A wide range of indicators has been developed to track progress towards achieving the 20 Aichi Biodiversity Targets adopted in 2010 by the Conference of the Parties (COP) of the Convention on Biological Diversity (CBD). Target 15 on ecosystem resilience and degradation, however, was poorly served by existing indicators.
In this paper, researchers from Australia introduce the Bioclimatic Ecosystem Resilience Index (BERI), tailored specifically to assess change in the capacity of ecosystems to retain biological diversity under climate change, thus addressing a key aspect of Aichi Target 15.
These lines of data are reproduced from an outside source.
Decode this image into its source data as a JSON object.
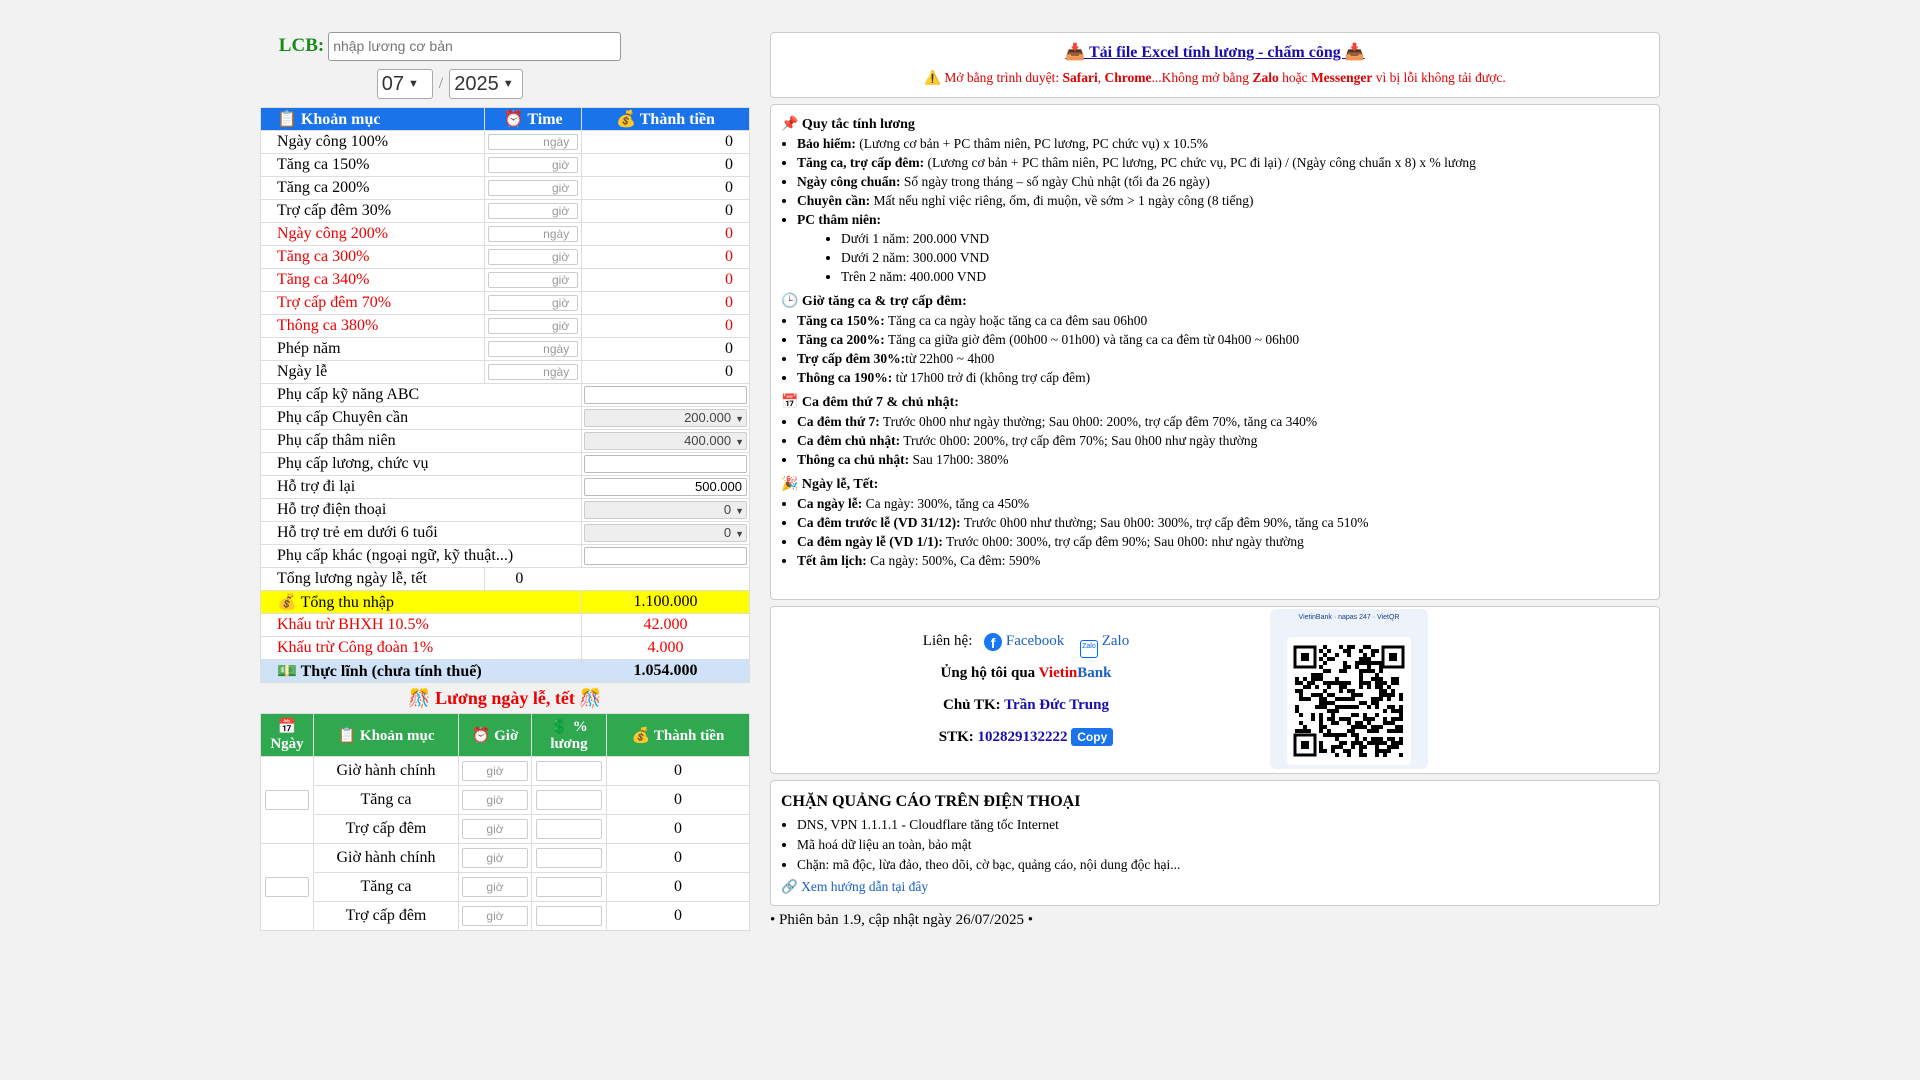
{
  "lcb": {
    "label": "LCB:",
    "placeholder": "nhập lương cơ bản"
  },
  "month": "07",
  "year": "2025",
  "separator": "/",
  "main_table": {
    "headers": [
      "📋 Khoản mục",
      "⏰ Time",
      "💰 Thành tiền"
    ],
    "rows": [
      {
        "label": "Ngày công 100%",
        "unit": "ngày",
        "value": "0"
      },
      {
        "label": "Tăng ca 150%",
        "unit": "giờ",
        "value": "0"
      },
      {
        "label": "Tăng ca 200%",
        "unit": "giờ",
        "value": "0"
      },
      {
        "label": "Trợ cấp đêm 30%",
        "unit": "giờ",
        "value": "0"
      },
      {
        "label": "Ngày công 200%",
        "unit": "ngày",
        "value": "0"
      },
      {
        "label": "Tăng ca 300%",
        "unit": "giờ",
        "value": "0"
      },
      {
        "label": "Tăng ca 340%",
        "unit": "giờ",
        "value": "0"
      },
      {
        "label": "Trợ cấp đêm 70%",
        "unit": "giờ",
        "value": "0"
      },
      {
        "label": "Thông ca 380%",
        "unit": "giờ",
        "value": "0"
      },
      {
        "label": "Phép năm",
        "unit": "ngày",
        "value": "0"
      },
      {
        "label": "Ngày lễ",
        "unit": "ngày",
        "value": "0"
      }
    ],
    "allowances": [
      {
        "label": "Phụ cấp kỹ năng ABC",
        "value": ""
      },
      {
        "label": "Phụ cấp Chuyên cần",
        "value": "200.000"
      },
      {
        "label": "Phụ cấp thâm niên",
        "value": "400.000"
      },
      {
        "label": "Phụ cấp lương, chức vụ",
        "value": ""
      },
      {
        "label": "Hỗ trợ đi lại",
        "value": "500.000"
      },
      {
        "label": "Hỗ trợ điện thoại",
        "value": "0"
      },
      {
        "label": "Hỗ trợ trẻ em dưới 6 tuổi",
        "value": "0"
      },
      {
        "label": "Phụ cấp khác (ngoại ngữ, kỹ thuật...)",
        "value": ""
      }
    ],
    "holiday_total": {
      "label": "Tổng lương ngày lễ, tết",
      "value": "0"
    },
    "total_income": {
      "label": "💰 Tổng thu nhập",
      "value": "1.100.000"
    },
    "bhxh": {
      "label": "Khấu trừ BHXH 10.5%",
      "value": "42.000"
    },
    "union": {
      "label": "Khấu trừ Công đoàn 1%",
      "value": "4.000"
    },
    "net": {
      "label": "💵 Thực lĩnh (chưa tính thuế)",
      "value": "1.054.000"
    }
  },
  "holiday": {
    "title": "🎊 Lương ngày lễ, tết 🎊",
    "headers": [
      "📅 Ngày",
      "📋 Khoản mục",
      "⏰ Giờ",
      "💲 % lương",
      "💰 Thành tiền"
    ],
    "items": [
      "Giờ hành chính",
      "Tăng ca",
      "Trợ cấp đêm",
      "Giờ hành chính",
      "Tăng ca",
      "Trợ cấp đêm"
    ],
    "unit": "giờ",
    "values": [
      "0",
      "0",
      "0",
      "0",
      "0",
      "0"
    ]
  },
  "download": {
    "title": "📥 Tải file Excel tính lương - chấm công 📥",
    "note_prefix": "⚠️ Mở bằng trình duyệt: ",
    "safari": "Safari",
    "comma": ", ",
    "chrome": "Chrome",
    "note_mid": "...Không mở bằng ",
    "zalo": "Zalo",
    "or": " hoặc ",
    "messenger": "Messenger",
    "note_end": " vì bị lỗi không tải được."
  },
  "rules": {
    "title": "📌 Quy tắc tính lương",
    "items": [
      {
        "b": "Bảo hiểm:",
        "t": " (Lương cơ bản + PC thâm niên, PC lương, PC chức vụ) x 10.5%"
      },
      {
        "b": "Tăng ca, trợ cấp đêm:",
        "t": " (Lương cơ bản + PC thâm niên, PC lương, PC chức vụ, PC đi lại) / (Ngày công chuẩn x 8) x % lương"
      },
      {
        "b": "Ngày công chuẩn:",
        "t": " Số ngày trong tháng – số ngày Chủ nhật (tối đa 26 ngày)"
      },
      {
        "b": "Chuyên cần:",
        "t": " Mất nếu nghỉ việc riêng, ốm, đi muộn, về sớm > 1 ngày công (8 tiếng)"
      },
      {
        "b": "PC thâm niên:",
        "t": ""
      }
    ],
    "seniority": [
      "Dưới 1 năm: 200.000 VND",
      "Dưới 2 năm: 300.000 VND",
      "Trên 2 năm: 400.000 VND"
    ],
    "ot_title": "🕒 Giờ tăng ca & trợ cấp đêm:",
    "ot_items": [
      {
        "b": "Tăng ca 150%:",
        "t": " Tăng ca ca ngày hoặc tăng ca ca đêm sau 06h00"
      },
      {
        "b": "Tăng ca 200%:",
        "t": " Tăng ca giữa giờ đêm (00h00 ~ 01h00) và tăng ca ca đêm từ 04h00 ~ 06h00"
      },
      {
        "b": "Trợ cấp đêm 30%:",
        "t": "từ 22h00 ~ 4h00"
      },
      {
        "b": "Thông ca 190%:",
        "t": " từ 17h00 trở đi (không trợ cấp đêm)"
      }
    ],
    "weekend_title": "📅 Ca đêm thứ 7 & chủ nhật:",
    "weekend_items": [
      {
        "b": "Ca đêm thứ 7:",
        "t": " Trước 0h00 như ngày thường; Sau 0h00: 200%, trợ cấp đêm 70%, tăng ca 340%"
      },
      {
        "b": "Ca đêm chủ nhật:",
        "t": " Trước 0h00: 200%, trợ cấp đêm 70%; Sau 0h00 như ngày thường"
      },
      {
        "b": "Thông ca chủ nhật:",
        "t": " Sau 17h00: 380%"
      }
    ],
    "holiday_title": "🎉 Ngày lễ, Tết:",
    "holiday_items": [
      {
        "b": "Ca ngày lễ:",
        "t": " Ca ngày: 300%, tăng ca 450%"
      },
      {
        "b": "Ca đêm trước lễ (VD 31/12):",
        "t": " Trước 0h00 như thường; Sau 0h00: 300%, trợ cấp đêm 90%, tăng ca 510%"
      },
      {
        "b": "Ca đêm ngày lễ (VD 1/1):",
        "t": " Trước 0h00: 300%, trợ cấp đêm 90%; Sau 0h00: như ngày thường"
      },
      {
        "b": "Tết âm lịch:",
        "t": " Ca ngày: 500%, Ca đêm: 590%"
      }
    ]
  },
  "contact": {
    "label": "Liên hệ:",
    "facebook": "Facebook",
    "zalo": "Zalo",
    "support_prefix": "Ủng hộ tôi qua ",
    "vietin": "Vietin",
    "bank": "Bank",
    "holder_label": "Chủ TK: ",
    "holder": "Trần Đức Trung",
    "stk_label": "STK: ",
    "stk": "102829132222",
    "copy": "Copy",
    "qr_brands": "VietinBank · napas 247 · VietQR"
  },
  "ads": {
    "title": "CHẶN QUẢNG CÁO TRÊN ĐIỆN THOẠI",
    "items": [
      "DNS, VPN 1.1.1.1 - Cloudflare tăng tốc Internet",
      "Mã hoá dữ liệu an toàn, bảo mật",
      "Chặn: mã độc, lừa đảo, theo dõi, cờ bạc, quảng cáo, nội dung độc hại..."
    ],
    "link": "🔗 Xem hướng dẫn tại đây"
  },
  "version": "• Phiên bản 1.9, cập nhật ngày 26/07/2025 •",
  "colors": {
    "header_blue": "#1a73e8",
    "header_green": "#2fa84f",
    "highlight_yellow": "#ffff00",
    "net_blue": "#cfe2f7",
    "red": "#e00000"
  }
}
Occupying the middle ground between modelling of shifts in species distributions and analyses based on spatiotemporal patterns in climate alone, BERI is calculated based on input from three sources: 1) compositional-turnover models derived from species occurrences of all all terrestrial species (including GBIF-mediated data for vascular plants, reptiles and insects) combined with climate and environmental data, 2) scenarios of plausible future climates, and 3) data on observed changes in habitat condition resulting from ecosystem degradation, conservation and restoration.
As an example, the authors apply the approach to calculate and assess changes in BERI to a single forest biome (tropical and subtropical moist broadleaf forests) using turnover models for all vascular plants and habitat conditions for four different years.
The results show that in general, larger expanses of intact forest have higher BERI values, suggesting that overall levels of habitat loss and fragmentation are key determinants of the capacity of ecosystems to retain biodiversity under climate change. Projected changes in certain climate variables, however, also play an important role as some otherwise intact areas, such as parts of the Amazon, exhibited much lower BERI values than expected, potentially due to future reduction in precipitation.